_Required work:_ The response should contain only those lines of the entries below that include the string "JSON".

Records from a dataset
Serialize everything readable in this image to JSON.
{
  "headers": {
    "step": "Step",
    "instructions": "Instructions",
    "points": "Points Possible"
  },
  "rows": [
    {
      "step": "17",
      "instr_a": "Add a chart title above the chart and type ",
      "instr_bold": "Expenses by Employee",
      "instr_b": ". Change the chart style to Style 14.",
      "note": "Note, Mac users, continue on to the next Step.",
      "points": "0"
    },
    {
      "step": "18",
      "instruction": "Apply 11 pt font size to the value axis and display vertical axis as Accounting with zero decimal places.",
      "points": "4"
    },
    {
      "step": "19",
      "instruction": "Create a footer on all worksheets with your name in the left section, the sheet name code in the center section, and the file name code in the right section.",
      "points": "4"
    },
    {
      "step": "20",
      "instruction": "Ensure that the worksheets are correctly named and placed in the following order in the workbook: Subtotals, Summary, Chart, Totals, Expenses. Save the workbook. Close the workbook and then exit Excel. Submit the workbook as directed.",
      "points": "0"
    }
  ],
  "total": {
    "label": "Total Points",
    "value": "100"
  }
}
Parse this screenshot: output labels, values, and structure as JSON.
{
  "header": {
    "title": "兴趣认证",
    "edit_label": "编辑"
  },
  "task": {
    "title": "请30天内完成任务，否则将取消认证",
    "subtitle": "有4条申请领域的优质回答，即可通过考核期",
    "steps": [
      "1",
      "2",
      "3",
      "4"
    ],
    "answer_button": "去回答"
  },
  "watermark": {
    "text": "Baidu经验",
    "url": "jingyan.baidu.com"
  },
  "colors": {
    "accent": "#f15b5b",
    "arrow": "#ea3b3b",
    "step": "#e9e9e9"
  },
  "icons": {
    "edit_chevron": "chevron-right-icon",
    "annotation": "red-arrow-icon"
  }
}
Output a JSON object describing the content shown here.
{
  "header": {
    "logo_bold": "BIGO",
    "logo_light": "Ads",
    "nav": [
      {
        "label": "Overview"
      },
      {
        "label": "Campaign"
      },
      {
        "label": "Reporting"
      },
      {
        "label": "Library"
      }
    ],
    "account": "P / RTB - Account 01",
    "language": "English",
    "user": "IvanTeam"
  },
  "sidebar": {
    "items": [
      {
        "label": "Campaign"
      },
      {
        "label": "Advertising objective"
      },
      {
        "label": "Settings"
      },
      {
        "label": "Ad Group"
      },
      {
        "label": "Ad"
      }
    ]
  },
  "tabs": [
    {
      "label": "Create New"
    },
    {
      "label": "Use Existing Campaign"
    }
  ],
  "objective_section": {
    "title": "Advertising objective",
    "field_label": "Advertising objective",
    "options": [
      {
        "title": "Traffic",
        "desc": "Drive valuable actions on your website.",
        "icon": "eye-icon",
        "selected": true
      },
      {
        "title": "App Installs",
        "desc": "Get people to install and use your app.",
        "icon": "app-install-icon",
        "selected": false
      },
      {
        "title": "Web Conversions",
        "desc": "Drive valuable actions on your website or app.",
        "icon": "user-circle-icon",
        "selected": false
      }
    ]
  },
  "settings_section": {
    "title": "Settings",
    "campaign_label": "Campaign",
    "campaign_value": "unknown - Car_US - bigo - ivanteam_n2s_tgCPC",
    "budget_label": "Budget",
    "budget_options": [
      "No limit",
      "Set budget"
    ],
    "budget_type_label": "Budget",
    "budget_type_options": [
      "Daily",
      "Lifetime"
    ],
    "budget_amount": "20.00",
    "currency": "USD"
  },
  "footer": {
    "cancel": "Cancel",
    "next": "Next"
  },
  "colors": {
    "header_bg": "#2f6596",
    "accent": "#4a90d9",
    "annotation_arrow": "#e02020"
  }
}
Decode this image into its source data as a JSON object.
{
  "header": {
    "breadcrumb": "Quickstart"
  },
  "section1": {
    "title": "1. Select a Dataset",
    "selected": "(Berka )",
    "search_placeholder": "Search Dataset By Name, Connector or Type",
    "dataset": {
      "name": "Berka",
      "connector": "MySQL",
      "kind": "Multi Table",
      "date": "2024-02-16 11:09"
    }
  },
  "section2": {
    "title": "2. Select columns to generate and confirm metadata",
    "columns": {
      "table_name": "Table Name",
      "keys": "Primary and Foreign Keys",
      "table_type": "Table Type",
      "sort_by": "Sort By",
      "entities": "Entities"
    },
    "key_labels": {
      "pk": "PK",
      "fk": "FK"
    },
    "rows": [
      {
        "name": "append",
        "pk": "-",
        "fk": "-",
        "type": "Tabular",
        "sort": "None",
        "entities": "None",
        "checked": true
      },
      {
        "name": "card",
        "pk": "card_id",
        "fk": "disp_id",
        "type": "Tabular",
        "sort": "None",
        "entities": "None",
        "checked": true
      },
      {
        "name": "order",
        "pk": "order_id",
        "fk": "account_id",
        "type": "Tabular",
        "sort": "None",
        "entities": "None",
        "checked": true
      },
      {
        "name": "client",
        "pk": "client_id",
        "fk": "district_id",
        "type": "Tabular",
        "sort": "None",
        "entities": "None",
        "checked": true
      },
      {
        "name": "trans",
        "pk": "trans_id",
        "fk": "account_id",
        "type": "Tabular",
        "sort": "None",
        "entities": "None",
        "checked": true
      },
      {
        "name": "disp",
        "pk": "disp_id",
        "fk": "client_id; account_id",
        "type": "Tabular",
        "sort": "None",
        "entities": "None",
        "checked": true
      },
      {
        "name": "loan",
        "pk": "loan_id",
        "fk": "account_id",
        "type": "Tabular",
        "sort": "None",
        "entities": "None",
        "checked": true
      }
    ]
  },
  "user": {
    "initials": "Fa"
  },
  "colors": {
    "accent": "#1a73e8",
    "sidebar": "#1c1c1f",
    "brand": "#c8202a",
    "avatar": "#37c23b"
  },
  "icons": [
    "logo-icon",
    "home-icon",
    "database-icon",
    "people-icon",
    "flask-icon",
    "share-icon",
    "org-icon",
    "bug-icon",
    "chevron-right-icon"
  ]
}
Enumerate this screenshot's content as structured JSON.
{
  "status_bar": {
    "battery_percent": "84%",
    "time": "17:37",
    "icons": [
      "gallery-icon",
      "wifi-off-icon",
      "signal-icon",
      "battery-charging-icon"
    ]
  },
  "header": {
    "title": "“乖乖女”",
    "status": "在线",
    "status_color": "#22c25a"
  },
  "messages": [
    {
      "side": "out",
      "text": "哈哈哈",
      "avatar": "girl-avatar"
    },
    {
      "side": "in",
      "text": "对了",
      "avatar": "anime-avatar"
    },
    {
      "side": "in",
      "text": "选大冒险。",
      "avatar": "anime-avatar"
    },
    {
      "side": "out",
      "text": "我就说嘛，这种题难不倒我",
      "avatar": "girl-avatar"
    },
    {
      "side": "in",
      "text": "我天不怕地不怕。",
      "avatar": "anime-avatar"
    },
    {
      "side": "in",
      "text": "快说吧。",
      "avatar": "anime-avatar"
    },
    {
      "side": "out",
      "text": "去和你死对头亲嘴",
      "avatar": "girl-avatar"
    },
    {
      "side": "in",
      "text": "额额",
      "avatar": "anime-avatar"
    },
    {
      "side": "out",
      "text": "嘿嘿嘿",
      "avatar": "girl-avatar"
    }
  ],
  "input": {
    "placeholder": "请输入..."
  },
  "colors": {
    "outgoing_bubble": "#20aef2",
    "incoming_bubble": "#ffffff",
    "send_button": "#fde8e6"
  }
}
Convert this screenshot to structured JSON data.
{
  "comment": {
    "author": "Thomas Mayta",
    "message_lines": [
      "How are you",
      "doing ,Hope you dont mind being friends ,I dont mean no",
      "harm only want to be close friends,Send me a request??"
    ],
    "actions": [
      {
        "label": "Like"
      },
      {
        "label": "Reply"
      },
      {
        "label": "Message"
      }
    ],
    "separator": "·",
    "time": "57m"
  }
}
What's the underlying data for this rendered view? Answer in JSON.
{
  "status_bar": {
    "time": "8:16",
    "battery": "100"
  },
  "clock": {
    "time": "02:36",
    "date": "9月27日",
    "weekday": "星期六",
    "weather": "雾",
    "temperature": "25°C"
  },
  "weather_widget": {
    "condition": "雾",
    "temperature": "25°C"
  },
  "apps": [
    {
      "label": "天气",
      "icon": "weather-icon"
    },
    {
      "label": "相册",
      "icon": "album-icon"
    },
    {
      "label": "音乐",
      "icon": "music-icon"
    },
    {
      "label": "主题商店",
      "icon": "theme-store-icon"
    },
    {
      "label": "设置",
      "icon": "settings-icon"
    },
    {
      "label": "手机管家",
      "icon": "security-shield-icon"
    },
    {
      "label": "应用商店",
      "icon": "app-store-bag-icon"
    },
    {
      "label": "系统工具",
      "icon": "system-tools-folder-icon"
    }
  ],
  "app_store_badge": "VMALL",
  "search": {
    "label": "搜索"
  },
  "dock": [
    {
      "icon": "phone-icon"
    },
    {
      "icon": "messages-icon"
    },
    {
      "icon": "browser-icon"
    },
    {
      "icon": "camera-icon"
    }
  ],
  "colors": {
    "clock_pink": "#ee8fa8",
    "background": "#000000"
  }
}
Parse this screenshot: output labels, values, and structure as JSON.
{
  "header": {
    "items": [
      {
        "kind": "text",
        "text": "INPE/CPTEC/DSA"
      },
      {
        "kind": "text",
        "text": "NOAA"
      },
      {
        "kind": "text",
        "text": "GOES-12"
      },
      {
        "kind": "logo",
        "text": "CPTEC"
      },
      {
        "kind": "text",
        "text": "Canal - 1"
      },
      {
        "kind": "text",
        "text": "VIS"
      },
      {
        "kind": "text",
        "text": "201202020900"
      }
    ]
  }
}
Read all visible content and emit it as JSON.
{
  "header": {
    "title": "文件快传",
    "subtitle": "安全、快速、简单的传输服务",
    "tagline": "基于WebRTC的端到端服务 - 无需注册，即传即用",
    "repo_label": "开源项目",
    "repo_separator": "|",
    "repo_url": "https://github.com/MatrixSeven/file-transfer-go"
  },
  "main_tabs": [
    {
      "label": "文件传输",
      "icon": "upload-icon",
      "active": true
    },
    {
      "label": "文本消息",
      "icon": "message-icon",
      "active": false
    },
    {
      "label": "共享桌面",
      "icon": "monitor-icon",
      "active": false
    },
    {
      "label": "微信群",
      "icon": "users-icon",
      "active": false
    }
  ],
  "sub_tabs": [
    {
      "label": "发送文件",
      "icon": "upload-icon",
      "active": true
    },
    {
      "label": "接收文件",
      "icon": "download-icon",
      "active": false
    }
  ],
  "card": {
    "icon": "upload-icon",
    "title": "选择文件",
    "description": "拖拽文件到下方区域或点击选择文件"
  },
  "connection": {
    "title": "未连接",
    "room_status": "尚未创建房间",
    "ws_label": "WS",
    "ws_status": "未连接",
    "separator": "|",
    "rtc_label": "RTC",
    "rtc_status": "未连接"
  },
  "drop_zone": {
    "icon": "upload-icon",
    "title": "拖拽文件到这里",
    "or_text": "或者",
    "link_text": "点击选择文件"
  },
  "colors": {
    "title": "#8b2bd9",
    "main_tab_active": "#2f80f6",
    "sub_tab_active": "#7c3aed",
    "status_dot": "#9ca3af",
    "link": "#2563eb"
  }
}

_Solution for this exercise:_
Serialize everything readable in this image to JSON.
Parse this screenshot: output labels, values, and structure as JSON.
Output a JSON object describing the content shown here.
Decode this image into its source data as a JSON object.
Enumerate this screenshot's content as structured JSON.
Convert this screenshot to structured JSON data.
What's the underlying data for this rendered view? Answer in JSON.
Parse this screenshot: output labels, values, and structure as JSON.
Read all visible content and emit it as JSON.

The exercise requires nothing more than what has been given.